From Ars Technica:
Here is a true story about how copyright infringement costs my small photography business thousands of dollars every year.
Or, maybe it isn’t. It could also be a true story of how copyright infringement earns me thousands of dollars every year. I can’t be sure. Either way, this is definitely the story of how copyright infringement takes up more of my time than I wish to devote to it. Copyright infringement drains my productivity to the point where I create hundreds fewer images each year. And it’s why, in part, I am leaving professional photography for an academic position less prone to the frustrations of a floundering copyright system.
I have an unusual, and an unusually fun, job: I photograph insects for a living. I love what I do in no small part because the difference between my profession and getting paid to be an overgrown kid, is… not that much, really. I collect ants and beetles, I play with camera gadgets, I run around in the woods. Meanwhile, publishers, museums, and the pest control industry send me enough in licensing fees that I haven’t starved to death. By nature photographer standards, business is booming. I cover a modest mortgage in a working class neighborhood. I even afford a new lens or two every year.
I only have one complaint about photography as a career: copyright law is broken. This clichéd refrain should not be news to anyone reading Ars Technica, of course. Copyright met the Internet, and the Internet won.
. . . .
It’s true that every once in a while Hollywood twists together enough tattered legal threads to hang some poor schlub for torrenting Scary Movie 12 or whatever. But such cases are statistical anomalies. A great deal of content on the Internet, perhaps even most content, is uploaded in violation of copyright law. Nothing bad happens to the infringers most of the time. People determined to watch Scary Movie 12 for free will find just the right offshore service to help them, and their odds of getting caught, while perhaps higher than sharkbite, are somewhat less than those of getting struck by lightning. For practical purposes, the Internet has become a copyright-free zone.

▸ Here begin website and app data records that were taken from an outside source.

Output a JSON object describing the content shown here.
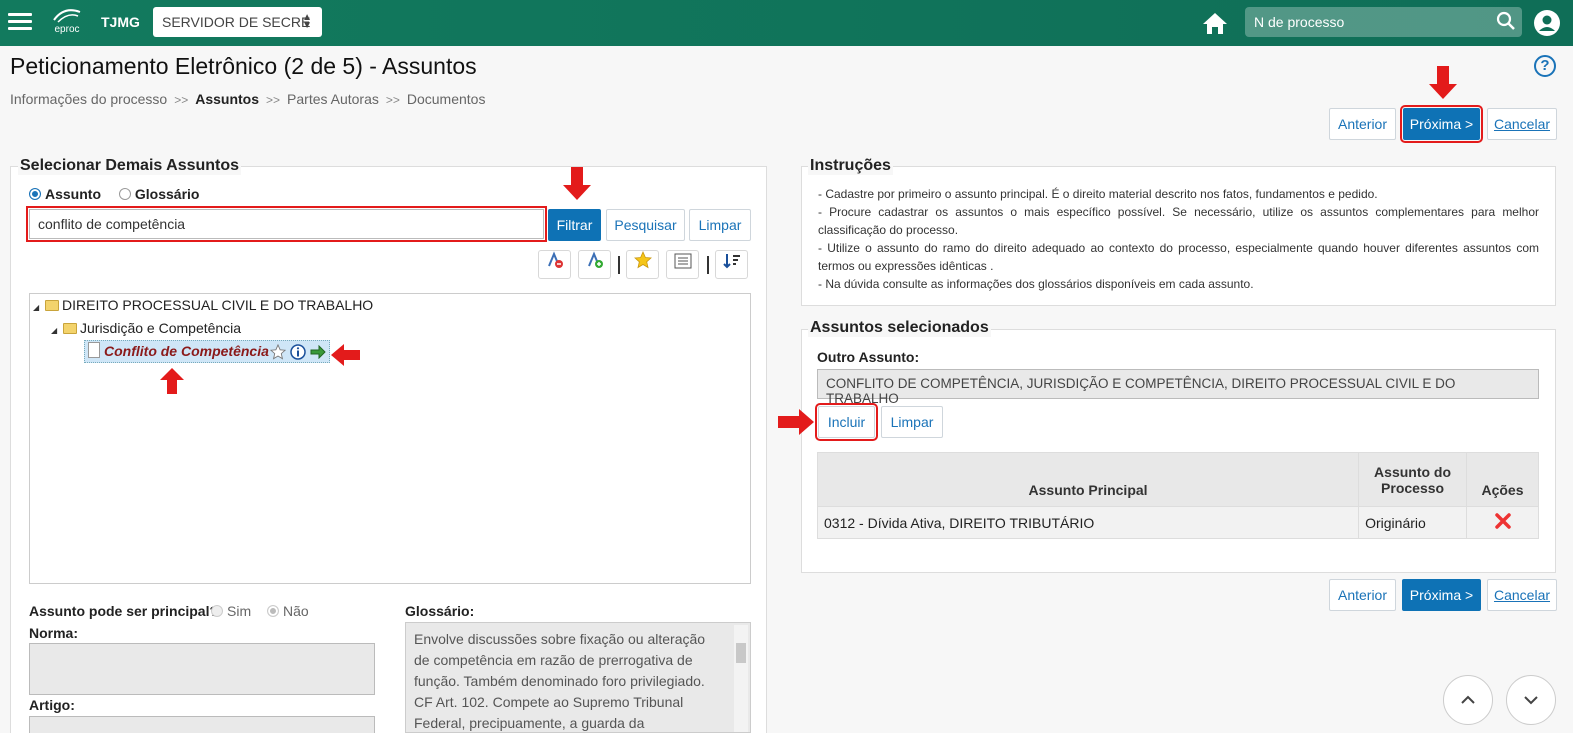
{
  "header": {
    "brand": "TJMG",
    "logo_text": "eproc",
    "server_select": "SERVIDOR DE SECRE",
    "search_placeholder": "N de processo"
  },
  "page": {
    "title": "Peticionamento Eletrônico (2 de 5) - Assuntos",
    "help": "?"
  },
  "breadcrumb": {
    "items": [
      "Informações do processo",
      "Assuntos",
      "Partes Autoras",
      "Documentos"
    ],
    "sep": ">>"
  },
  "nav": {
    "anterior": "Anterior",
    "proxima": "Próxima >",
    "cancelar": "Cancelar"
  },
  "select_panel": {
    "legend": "Selecionar Demais Assuntos",
    "radio_assunto": "Assunto",
    "radio_glossario": "Glossário",
    "search_value": "conflito de competência",
    "filtrar": "Filtrar",
    "pesquisar": "Pesquisar",
    "limpar": "Limpar",
    "tree": {
      "root": "DIREITO PROCESSUAL CIVIL E DO TRABALHO",
      "child": "Jurisdição e Competência",
      "leaf": "Conflito de Competência"
    },
    "principal_label": "Assunto pode ser principal?",
    "sim": "Sim",
    "nao": "Não",
    "norma_label": "Norma:",
    "artigo_label": "Artigo:",
    "glossario_label": "Glossário:",
    "glossario_text": "Envolve discussões sobre fixação ou alteração de competência em razão de prerrogativa de função. Também denominado foro privilegiado. CF Art. 102. Compete ao Supremo Tribunal Federal, precipuamente, a guarda da Constituição,"
  },
  "instrucoes": {
    "legend": "Instruções",
    "lines": [
      "- Cadastre por primeiro o assunto principal. É o direito material descrito nos fatos, fundamentos e pedido.",
      "- Procure cadastrar os assuntos o mais específico possível. Se necessário, utilize os assuntos complementares para melhor classificação do processo.",
      "- Utilize o assunto do ramo do direito adequado ao contexto do processo, especialmente quando houver diferentes assuntos com termos ou expressões idênticas .",
      "- Na dúvida consulte as informações dos glossários disponíveis em cada assunto."
    ]
  },
  "selecionados": {
    "legend": "Assuntos selecionados",
    "outro_label": "Outro Assunto:",
    "outro_value": "CONFLITO DE COMPETÊNCIA, JURISDIÇÃO E COMPETÊNCIA, DIREITO PROCESSUAL CIVIL E DO TRABALHO",
    "incluir": "Incluir",
    "limpar": "Limpar",
    "columns": [
      "Assunto Principal",
      "Assunto do Processo",
      "Ações"
    ],
    "rows": [
      {
        "assunto": "0312 - Dívida Ativa, DIREITO TRIBUTÁRIO",
        "tipo": "Originário"
      }
    ]
  },
  "colors": {
    "topbar": "#127a5e",
    "primary": "#0e72b5",
    "highlight": "#e31b1b",
    "leaf_text": "#8b1a1a"
  }
}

While the stereotypical copyright story pits private users against large corporate rights-holders, real-world cases are often more complex. After all, most content creators are private, and many content users—as well as content infringers—are corporate. The corporate infringements are the most frustrating, as I live off photo licenses issued to corporations in the same sectors.
Licensing only works in a world where commercial content users like these must obtain permission from content creators. As long as I have the right to dispense permission, I am in a position to earn back the roughly $50 I spend to create each photograph. Money is time; I use my time to invest in more images, and the cycle continues. This is how copyright is supposed to work, and most of my photographs could not exist without it.
. . . .
For a concise idea of what could go wrong, let me indulge in a list of recent venues where commercial interests have used my work without permission, payment, or even a simple credit:
Billboards, YouTube commercials, pesticide spray labels, website banners, exterminator trucks, t-shirts, iPhone cases, stickers, company logos, eBook covers, trading cards, board games, video game graphics, children’s books, novel covers, app graphics, alt-med dietary supplement labels, press releases, pest control advertisements, crowdfunding promo videos, coupons, fliers, newspaper articles, postage stamps, advertisements for pet ants (yes, that’s a thing), canned food packaging, ant bait product labels, stock photography libraries, and greeting cards.
Link to the rest at Ars Technica and thanks to Chris for the tip.